START DATASET

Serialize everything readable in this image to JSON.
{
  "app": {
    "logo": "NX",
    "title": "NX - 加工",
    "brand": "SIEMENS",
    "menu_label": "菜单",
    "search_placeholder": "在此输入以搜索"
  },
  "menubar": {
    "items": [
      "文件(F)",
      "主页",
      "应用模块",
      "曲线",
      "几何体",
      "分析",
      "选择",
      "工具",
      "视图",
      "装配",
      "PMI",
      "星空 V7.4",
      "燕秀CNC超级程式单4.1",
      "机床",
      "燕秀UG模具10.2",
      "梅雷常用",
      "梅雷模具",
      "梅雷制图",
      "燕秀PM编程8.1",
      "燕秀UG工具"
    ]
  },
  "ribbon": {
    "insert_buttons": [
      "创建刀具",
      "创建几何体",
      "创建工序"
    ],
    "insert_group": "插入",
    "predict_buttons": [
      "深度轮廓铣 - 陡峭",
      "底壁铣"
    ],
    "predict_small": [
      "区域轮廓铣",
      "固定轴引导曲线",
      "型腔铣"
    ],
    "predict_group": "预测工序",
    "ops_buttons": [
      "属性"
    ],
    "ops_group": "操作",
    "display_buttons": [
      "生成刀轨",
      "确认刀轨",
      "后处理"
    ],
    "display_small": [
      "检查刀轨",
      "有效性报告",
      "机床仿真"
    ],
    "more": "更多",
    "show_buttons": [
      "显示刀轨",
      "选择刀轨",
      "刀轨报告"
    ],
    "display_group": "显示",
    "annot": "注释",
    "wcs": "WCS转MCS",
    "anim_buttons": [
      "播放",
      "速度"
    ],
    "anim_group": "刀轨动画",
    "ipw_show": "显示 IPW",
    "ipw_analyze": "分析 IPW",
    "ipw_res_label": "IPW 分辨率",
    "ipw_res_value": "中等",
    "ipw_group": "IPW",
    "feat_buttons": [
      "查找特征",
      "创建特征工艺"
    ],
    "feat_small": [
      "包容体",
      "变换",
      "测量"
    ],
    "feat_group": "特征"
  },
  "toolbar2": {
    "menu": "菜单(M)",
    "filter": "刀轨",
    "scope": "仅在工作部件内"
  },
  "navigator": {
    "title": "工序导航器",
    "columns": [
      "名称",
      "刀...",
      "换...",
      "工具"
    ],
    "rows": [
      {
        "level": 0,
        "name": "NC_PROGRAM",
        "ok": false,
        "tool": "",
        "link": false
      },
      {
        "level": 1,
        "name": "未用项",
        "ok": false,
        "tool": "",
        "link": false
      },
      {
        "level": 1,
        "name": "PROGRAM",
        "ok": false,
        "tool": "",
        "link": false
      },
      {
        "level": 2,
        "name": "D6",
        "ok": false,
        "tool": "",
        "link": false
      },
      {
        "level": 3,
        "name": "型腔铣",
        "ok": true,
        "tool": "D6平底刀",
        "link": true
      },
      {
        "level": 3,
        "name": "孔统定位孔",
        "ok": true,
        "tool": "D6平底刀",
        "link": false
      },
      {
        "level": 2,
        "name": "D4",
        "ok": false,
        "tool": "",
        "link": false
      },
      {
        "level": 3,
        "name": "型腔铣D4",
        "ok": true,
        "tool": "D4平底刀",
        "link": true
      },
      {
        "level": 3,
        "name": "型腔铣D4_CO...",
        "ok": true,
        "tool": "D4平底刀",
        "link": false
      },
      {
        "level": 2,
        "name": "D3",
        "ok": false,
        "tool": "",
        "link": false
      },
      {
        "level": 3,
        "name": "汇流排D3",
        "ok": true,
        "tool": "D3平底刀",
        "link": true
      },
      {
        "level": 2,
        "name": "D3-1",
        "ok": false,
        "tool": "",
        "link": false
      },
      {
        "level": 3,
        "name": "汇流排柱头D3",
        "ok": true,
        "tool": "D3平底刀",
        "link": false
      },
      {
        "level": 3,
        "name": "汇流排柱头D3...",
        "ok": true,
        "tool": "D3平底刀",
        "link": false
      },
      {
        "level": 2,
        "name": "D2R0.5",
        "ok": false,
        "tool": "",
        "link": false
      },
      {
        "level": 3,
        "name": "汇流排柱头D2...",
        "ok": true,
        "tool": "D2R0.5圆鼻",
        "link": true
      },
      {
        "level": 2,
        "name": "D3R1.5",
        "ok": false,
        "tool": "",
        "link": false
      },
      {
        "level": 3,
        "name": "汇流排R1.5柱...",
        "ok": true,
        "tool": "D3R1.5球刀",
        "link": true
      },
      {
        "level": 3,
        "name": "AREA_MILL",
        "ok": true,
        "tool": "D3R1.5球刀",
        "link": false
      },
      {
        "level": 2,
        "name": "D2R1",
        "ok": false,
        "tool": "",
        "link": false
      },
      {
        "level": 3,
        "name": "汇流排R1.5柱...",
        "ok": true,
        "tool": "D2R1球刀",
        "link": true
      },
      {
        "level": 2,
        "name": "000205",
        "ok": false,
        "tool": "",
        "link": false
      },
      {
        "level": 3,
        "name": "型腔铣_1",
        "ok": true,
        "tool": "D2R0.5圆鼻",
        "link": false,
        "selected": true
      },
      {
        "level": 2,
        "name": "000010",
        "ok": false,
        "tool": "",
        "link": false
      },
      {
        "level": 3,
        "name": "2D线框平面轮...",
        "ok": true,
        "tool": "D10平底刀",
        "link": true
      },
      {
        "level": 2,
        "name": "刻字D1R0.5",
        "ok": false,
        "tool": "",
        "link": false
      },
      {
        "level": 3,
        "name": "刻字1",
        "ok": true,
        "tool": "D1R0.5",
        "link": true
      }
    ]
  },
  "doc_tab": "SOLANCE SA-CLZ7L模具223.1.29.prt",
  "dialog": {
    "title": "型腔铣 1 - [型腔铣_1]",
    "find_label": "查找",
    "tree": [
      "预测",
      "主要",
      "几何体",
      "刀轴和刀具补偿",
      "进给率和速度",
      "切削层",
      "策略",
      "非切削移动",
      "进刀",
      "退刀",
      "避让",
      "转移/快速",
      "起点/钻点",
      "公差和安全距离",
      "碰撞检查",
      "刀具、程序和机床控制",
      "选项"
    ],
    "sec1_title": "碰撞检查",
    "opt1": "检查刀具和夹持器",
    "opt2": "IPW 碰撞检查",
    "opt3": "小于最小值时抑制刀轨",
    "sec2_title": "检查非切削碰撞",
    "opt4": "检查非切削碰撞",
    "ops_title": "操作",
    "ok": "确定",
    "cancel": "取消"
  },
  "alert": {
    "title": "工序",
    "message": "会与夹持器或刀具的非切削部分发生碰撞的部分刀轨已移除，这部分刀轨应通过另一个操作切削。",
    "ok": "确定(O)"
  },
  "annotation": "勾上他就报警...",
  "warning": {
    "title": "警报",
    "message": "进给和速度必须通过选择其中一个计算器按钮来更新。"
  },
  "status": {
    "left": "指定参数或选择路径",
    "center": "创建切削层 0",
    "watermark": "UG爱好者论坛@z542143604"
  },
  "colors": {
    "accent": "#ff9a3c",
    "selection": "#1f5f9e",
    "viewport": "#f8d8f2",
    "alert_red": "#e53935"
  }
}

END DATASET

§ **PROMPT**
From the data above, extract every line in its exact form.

§ **SOLUTION TO THIS PROBLEM**
Serialize everything readable in this image to JSON.
{
  "app": {
    "logo": "NX",
    "title": "NX - 加工",
    "brand": "SIEMENS",
    "menu_label": "菜单",
    "search_placeholder": "在此输入以搜索"
  },
  "menubar": {
    "items": [
      "文件(F)",
      "主页",
      "应用模块",
      "曲线",
      "几何体",
      "分析",
      "选择",
      "工具",
      "视图",
      "装配",
      "PMI",
      "星空 V7.4",
      "燕秀CNC超级程式单4.1",
      "机床",
      "燕秀UG模具10.2",
      "梅雷常用",
      "梅雷模具",
      "梅雷制图",
      "燕秀PM编程8.1",
      "燕秀UG工具"
    ]
  },
  "ribbon": {
    "insert_buttons": [
      "创建刀具",
      "创建几何体",
      "创建工序"
    ],
    "insert_group": "插入",
    "predict_buttons": [
      "深度轮廓铣 - 陡峭",
      "底壁铣"
    ],
    "predict_small": [
      "区域轮廓铣",
      "固定轴引导曲线",
      "型腔铣"
    ],
    "predict_group": "预测工序",
    "ops_buttons": [
      "属性"
    ],
    "ops_group": "操作",
    "display_buttons": [
      "生成刀轨",
      "确认刀轨",
      "后处理"
    ],
    "display_small": [
      "检查刀轨",
      "有效性报告",
      "机床仿真"
    ],
    "more": "更多",
    "show_buttons": [
      "显示刀轨",
      "选择刀轨",
      "刀轨报告"
    ],
    "display_group": "显示",
    "annot": "注释",
    "wcs": "WCS转MCS",
    "anim_buttons": [
      "播放",
      "速度"
    ],
    "anim_group": "刀轨动画",
    "ipw_show": "显示 IPW",
    "ipw_analyze": "分析 IPW",
    "ipw_res_label": "IPW 分辨率",
    "ipw_res_value": "中等",
    "ipw_group": "IPW",
    "feat_buttons": [
      "查找特征",
      "创建特征工艺"
    ],
    "feat_small": [
      "包容体",
      "变换",
      "测量"
    ],
    "feat_group": "特征"
  },
  "toolbar2": {
    "menu": "菜单(M)",
    "filter": "刀轨",
    "scope": "仅在工作部件内"
  },
  "navigator": {
    "title": "工序导航器",
    "columns": [
      "名称",
      "刀...",
      "换...",
      "工具"
    ],
    "rows": [
      {
        "level": 0,
        "name": "NC_PROGRAM",
        "ok": false,
        "tool": "",
        "link": false
      },
      {
        "level": 1,
        "name": "未用项",
        "ok": false,
        "tool": "",
        "link": false
      },
      {
        "level": 1,
        "name": "PROGRAM",
        "ok": false,
        "tool": "",
        "link": false
      },
      {
        "level": 2,
        "name": "D6",
        "ok": false,
        "tool": "",
        "link": false
      },
      {
        "level": 3,
        "name": "型腔铣",
        "ok": true,
        "tool": "D6平底刀",
        "link": true
      },
      {
        "level": 3,
        "name": "孔统定位孔",
        "ok": true,
        "tool": "D6平底刀",
        "link": false
      },
      {
        "level": 2,
        "name": "D4",
        "ok": false,
        "tool": "",
        "link": false
      },
      {
        "level": 3,
        "name": "型腔铣D4",
        "ok": true,
        "tool": "D4平底刀",
        "link": true
      },
      {
        "level": 3,
        "name": "型腔铣D4_CO...",
        "ok": true,
        "tool": "D4平底刀",
        "link": false
      },
      {
        "level": 2,
        "name": "D3",
        "ok": false,
        "tool": "",
        "link": false
      },
      {
        "level": 3,
        "name": "汇流排D3",
        "ok": true,
        "tool": "D3平底刀",
        "link": true
      },
      {
        "level": 2,
        "name": "D3-1",
        "ok": false,
        "tool": "",
        "link": false
      },
      {
        "level": 3,
        "name": "汇流排柱头D3",
        "ok": true,
        "tool": "D3平底刀",
        "link": false
      },
      {
        "level": 3,
        "name": "汇流排柱头D3...",
        "ok": true,
        "tool": "D3平底刀",
        "link": false
      },
      {
        "level": 2,
        "name": "D2R0.5",
        "ok": false,
        "tool": "",
        "link": false
      },
      {
        "level": 3,
        "name": "汇流排柱头D2...",
        "ok": true,
        "tool": "D2R0.5圆鼻",
        "link": true
      },
      {
        "level": 2,
        "name": "D3R1.5",
        "ok": false,
        "tool": "",
        "link": false
      },
      {
        "level": 3,
        "name": "汇流排R1.5柱...",
        "ok": true,
        "tool": "D3R1.5球刀",
        "link": true
      },
      {
        "level": 3,
        "name": "AREA_MILL",
        "ok": true,
        "tool": "D3R1.5球刀",
        "link": false
      },
      {
        "level": 2,
        "name": "D2R1",
        "ok": false,
        "tool": "",
        "link": false
      },
      {
        "level": 3,
        "name": "汇流排R1.5柱...",
        "ok": true,
        "tool": "D2R1球刀",
        "link": true
      },
      {
        "level": 2,
        "name": "000205",
        "ok": false,
        "tool": "",
        "link": false
      },
      {
        "level": 3,
        "name": "型腔铣_1",
        "ok": true,
        "tool": "D2R0.5圆鼻",
        "link": false,
        "selected": true
      },
      {
        "level": 2,
        "name": "000010",
        "ok": false,
        "tool": "",
        "link": false
      },
      {
        "level": 3,
        "name": "2D线框平面轮...",
        "ok": true,
        "tool": "D10平底刀",
        "link": true
      },
      {
        "level": 2,
        "name": "刻字D1R0.5",
        "ok": false,
        "tool": "",
        "link": false
      },
      {
        "level": 3,
        "name": "刻字1",
        "ok": true,
        "tool": "D1R0.5",
        "link": true
      }
    ]
  },
  "doc_tab": "SOLANCE SA-CLZ7L模具223.1.29.prt",
  "dialog": {
    "title": "型腔铣 1 - [型腔铣_1]",
    "find_label": "查找",
    "tree": [
      "预测",
      "主要",
      "几何体",
      "刀轴和刀具补偿",
      "进给率和速度",
      "切削层",
      "策略",
      "非切削移动",
      "进刀",
      "退刀",
      "避让",
      "转移/快速",
      "起点/钻点",
      "公差和安全距离",
      "碰撞检查",
      "刀具、程序和机床控制",
      "选项"
    ],
    "sec1_title": "碰撞检查",
    "opt1": "检查刀具和夹持器",
    "opt2": "IPW 碰撞检查",
    "opt3": "小于最小值时抑制刀轨",
    "sec2_title": "检查非切削碰撞",
    "opt4": "检查非切削碰撞",
    "ops_title": "操作",
    "ok": "确定",
    "cancel": "取消"
  },
  "alert": {
    "title": "工序",
    "message": "会与夹持器或刀具的非切削部分发生碰撞的部分刀轨已移除，这部分刀轨应通过另一个操作切削。",
    "ok": "确定(O)"
  },
  "annotation": "勾上他就报警...",
  "warning": {
    "title": "警报",
    "message": "进给和速度必须通过选择其中一个计算器按钮来更新。"
  },
  "status": {
    "left": "指定参数或选择路径",
    "center": "创建切削层 0",
    "watermark": "UG爱好者论坛@z542143604"
  },
  "colors": {
    "accent": "#ff9a3c",
    "selection": "#1f5f9e",
    "viewport": "#f8d8f2",
    "alert_red": "#e53935"
  }
}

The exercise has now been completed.